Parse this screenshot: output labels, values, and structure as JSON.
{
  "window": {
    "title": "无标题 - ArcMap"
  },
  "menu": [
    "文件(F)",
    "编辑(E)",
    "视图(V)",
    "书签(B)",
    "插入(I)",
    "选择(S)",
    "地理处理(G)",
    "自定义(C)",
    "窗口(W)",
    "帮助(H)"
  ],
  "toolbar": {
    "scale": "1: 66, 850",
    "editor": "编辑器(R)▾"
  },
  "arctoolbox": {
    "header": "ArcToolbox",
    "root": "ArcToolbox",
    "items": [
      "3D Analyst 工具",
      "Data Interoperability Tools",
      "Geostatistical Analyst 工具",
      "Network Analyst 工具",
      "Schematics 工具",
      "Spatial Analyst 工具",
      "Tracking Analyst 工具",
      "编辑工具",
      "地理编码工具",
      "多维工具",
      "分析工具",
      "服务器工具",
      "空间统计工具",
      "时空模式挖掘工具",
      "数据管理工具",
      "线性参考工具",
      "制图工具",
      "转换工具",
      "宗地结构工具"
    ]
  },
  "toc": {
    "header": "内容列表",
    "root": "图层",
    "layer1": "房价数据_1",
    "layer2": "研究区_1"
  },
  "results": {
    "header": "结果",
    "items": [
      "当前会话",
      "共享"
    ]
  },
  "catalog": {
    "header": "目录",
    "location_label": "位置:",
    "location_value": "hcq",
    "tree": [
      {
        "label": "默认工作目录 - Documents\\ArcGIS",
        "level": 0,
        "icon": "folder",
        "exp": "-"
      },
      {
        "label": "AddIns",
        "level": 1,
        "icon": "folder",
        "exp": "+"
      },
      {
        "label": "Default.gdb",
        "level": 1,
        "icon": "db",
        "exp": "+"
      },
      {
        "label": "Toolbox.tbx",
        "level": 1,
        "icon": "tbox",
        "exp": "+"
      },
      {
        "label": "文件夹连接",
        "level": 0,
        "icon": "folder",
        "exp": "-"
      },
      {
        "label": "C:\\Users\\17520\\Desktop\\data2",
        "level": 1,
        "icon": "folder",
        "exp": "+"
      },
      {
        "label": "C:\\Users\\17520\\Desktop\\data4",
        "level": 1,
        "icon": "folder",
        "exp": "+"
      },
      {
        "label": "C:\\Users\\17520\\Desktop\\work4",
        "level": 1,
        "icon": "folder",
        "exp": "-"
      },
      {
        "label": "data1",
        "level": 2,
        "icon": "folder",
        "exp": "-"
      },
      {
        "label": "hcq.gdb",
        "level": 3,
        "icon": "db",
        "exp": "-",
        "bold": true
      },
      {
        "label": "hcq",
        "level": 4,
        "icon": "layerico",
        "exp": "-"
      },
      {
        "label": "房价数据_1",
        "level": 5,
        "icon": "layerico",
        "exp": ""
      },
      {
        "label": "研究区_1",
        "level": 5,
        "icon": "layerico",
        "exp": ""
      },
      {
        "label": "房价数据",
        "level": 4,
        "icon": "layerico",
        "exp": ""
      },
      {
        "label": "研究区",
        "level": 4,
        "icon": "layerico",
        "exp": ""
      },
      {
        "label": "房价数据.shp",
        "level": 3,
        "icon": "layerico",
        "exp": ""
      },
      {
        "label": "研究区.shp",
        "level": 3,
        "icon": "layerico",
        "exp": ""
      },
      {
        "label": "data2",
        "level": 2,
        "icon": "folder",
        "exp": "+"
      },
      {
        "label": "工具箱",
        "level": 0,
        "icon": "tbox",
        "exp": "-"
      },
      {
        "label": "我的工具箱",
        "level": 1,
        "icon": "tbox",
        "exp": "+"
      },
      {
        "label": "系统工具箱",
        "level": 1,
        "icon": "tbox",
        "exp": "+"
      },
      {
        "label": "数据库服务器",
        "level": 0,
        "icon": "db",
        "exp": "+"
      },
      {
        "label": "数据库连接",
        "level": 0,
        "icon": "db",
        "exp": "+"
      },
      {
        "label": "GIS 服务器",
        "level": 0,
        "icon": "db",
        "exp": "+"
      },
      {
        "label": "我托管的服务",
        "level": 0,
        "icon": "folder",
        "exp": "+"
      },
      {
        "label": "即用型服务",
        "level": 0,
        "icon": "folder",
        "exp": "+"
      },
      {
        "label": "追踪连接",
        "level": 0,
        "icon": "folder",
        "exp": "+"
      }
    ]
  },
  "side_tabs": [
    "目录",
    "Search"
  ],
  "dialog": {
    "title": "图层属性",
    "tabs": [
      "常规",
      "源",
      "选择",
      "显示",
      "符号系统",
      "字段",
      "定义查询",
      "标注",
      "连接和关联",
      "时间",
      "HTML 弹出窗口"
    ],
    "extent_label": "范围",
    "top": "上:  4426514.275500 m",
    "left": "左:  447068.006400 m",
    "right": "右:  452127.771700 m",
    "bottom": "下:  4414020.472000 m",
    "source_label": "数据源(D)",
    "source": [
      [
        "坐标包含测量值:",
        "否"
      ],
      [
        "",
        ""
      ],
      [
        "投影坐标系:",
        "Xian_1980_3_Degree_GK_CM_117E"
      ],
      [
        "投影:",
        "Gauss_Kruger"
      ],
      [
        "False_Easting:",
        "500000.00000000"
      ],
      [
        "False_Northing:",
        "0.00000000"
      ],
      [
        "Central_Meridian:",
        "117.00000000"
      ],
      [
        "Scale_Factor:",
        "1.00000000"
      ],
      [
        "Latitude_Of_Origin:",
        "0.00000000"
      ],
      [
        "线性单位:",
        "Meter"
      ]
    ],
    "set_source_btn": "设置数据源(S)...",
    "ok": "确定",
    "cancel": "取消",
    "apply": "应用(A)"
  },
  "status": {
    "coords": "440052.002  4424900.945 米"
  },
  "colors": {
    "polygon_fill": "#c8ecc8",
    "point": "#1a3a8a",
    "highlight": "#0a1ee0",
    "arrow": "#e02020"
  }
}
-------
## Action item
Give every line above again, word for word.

## Completed task
Parse this screenshot: output labels, values, and structure as JSON.
{
  "window": {
    "title": "无标题 - ArcMap"
  },
  "menu": [
    "文件(F)",
    "编辑(E)",
    "视图(V)",
    "书签(B)",
    "插入(I)",
    "选择(S)",
    "地理处理(G)",
    "自定义(C)",
    "窗口(W)",
    "帮助(H)"
  ],
  "toolbar": {
    "scale": "1: 66, 850",
    "editor": "编辑器(R)▾"
  },
  "arctoolbox": {
    "header": "ArcToolbox",
    "root": "ArcToolbox",
    "items": [
      "3D Analyst 工具",
      "Data Interoperability Tools",
      "Geostatistical Analyst 工具",
      "Network Analyst 工具",
      "Schematics 工具",
      "Spatial Analyst 工具",
      "Tracking Analyst 工具",
      "编辑工具",
      "地理编码工具",
      "多维工具",
      "分析工具",
      "服务器工具",
      "空间统计工具",
      "时空模式挖掘工具",
      "数据管理工具",
      "线性参考工具",
      "制图工具",
      "转换工具",
      "宗地结构工具"
    ]
  },
  "toc": {
    "header": "内容列表",
    "root": "图层",
    "layer1": "房价数据_1",
    "layer2": "研究区_1"
  },
  "results": {
    "header": "结果",
    "items": [
      "当前会话",
      "共享"
    ]
  },
  "catalog": {
    "header": "目录",
    "location_label": "位置:",
    "location_value": "hcq",
    "tree": [
      {
        "label": "默认工作目录 - Documents\\ArcGIS",
        "level": 0,
        "icon": "folder",
        "exp": "-"
      },
      {
        "label": "AddIns",
        "level": 1,
        "icon": "folder",
        "exp": "+"
      },
      {
        "label": "Default.gdb",
        "level": 1,
        "icon": "db",
        "exp": "+"
      },
      {
        "label": "Toolbox.tbx",
        "level": 1,
        "icon": "tbox",
        "exp": "+"
      },
      {
        "label": "文件夹连接",
        "level": 0,
        "icon": "folder",
        "exp": "-"
      },
      {
        "label": "C:\\Users\\17520\\Desktop\\data2",
        "level": 1,
        "icon": "folder",
        "exp": "+"
      },
      {
        "label": "C:\\Users\\17520\\Desktop\\data4",
        "level": 1,
        "icon": "folder",
        "exp": "+"
      },
      {
        "label": "C:\\Users\\17520\\Desktop\\work4",
        "level": 1,
        "icon": "folder",
        "exp": "-"
      },
      {
        "label": "data1",
        "level": 2,
        "icon": "folder",
        "exp": "-"
      },
      {
        "label": "hcq.gdb",
        "level": 3,
        "icon": "db",
        "exp": "-",
        "bold": true
      },
      {
        "label": "hcq",
        "level": 4,
        "icon": "layerico",
        "exp": "-"
      },
      {
        "label": "房价数据_1",
        "level": 5,
        "icon": "layerico",
        "exp": ""
      },
      {
        "label": "研究区_1",
        "level": 5,
        "icon": "layerico",
        "exp": ""
      },
      {
        "label": "房价数据",
        "level": 4,
        "icon": "layerico",
        "exp": ""
      },
      {
        "label": "研究区",
        "level": 4,
        "icon": "layerico",
        "exp": ""
      },
      {
        "label": "房价数据.shp",
        "level": 3,
        "icon": "layerico",
        "exp": ""
      },
      {
        "label": "研究区.shp",
        "level": 3,
        "icon": "layerico",
        "exp": ""
      },
      {
        "label": "data2",
        "level": 2,
        "icon": "folder",
        "exp": "+"
      },
      {
        "label": "工具箱",
        "level": 0,
        "icon": "tbox",
        "exp": "-"
      },
      {
        "label": "我的工具箱",
        "level": 1,
        "icon": "tbox",
        "exp": "+"
      },
      {
        "label": "系统工具箱",
        "level": 1,
        "icon": "tbox",
        "exp": "+"
      },
      {
        "label": "数据库服务器",
        "level": 0,
        "icon": "db",
        "exp": "+"
      },
      {
        "label": "数据库连接",
        "level": 0,
        "icon": "db",
        "exp": "+"
      },
      {
        "label": "GIS 服务器",
        "level": 0,
        "icon": "db",
        "exp": "+"
      },
      {
        "label": "我托管的服务",
        "level": 0,
        "icon": "folder",
        "exp": "+"
      },
      {
        "label": "即用型服务",
        "level": 0,
        "icon": "folder",
        "exp": "+"
      },
      {
        "label": "追踪连接",
        "level": 0,
        "icon": "folder",
        "exp": "+"
      }
    ]
  },
  "side_tabs": [
    "目录",
    "Search"
  ],
  "dialog": {
    "title": "图层属性",
    "tabs": [
      "常规",
      "源",
      "选择",
      "显示",
      "符号系统",
      "字段",
      "定义查询",
      "标注",
      "连接和关联",
      "时间",
      "HTML 弹出窗口"
    ],
    "extent_label": "范围",
    "top": "上:  4426514.275500 m",
    "left": "左:  447068.006400 m",
    "right": "右:  452127.771700 m",
    "bottom": "下:  4414020.472000 m",
    "source_label": "数据源(D)",
    "source": [
      [
        "坐标包含测量值:",
        "否"
      ],
      [
        "",
        ""
      ],
      [
        "投影坐标系:",
        "Xian_1980_3_Degree_GK_CM_117E"
      ],
      [
        "投影:",
        "Gauss_Kruger"
      ],
      [
        "False_Easting:",
        "500000.00000000"
      ],
      [
        "False_Northing:",
        "0.00000000"
      ],
      [
        "Central_Meridian:",
        "117.00000000"
      ],
      [
        "Scale_Factor:",
        "1.00000000"
      ],
      [
        "Latitude_Of_Origin:",
        "0.00000000"
      ],
      [
        "线性单位:",
        "Meter"
      ]
    ],
    "set_source_btn": "设置数据源(S)...",
    "ok": "确定",
    "cancel": "取消",
    "apply": "应用(A)"
  },
  "status": {
    "coords": "440052.002  4424900.945 米"
  },
  "colors": {
    "polygon_fill": "#c8ecc8",
    "point": "#1a3a8a",
    "highlight": "#0a1ee0",
    "arrow": "#e02020"
  }
}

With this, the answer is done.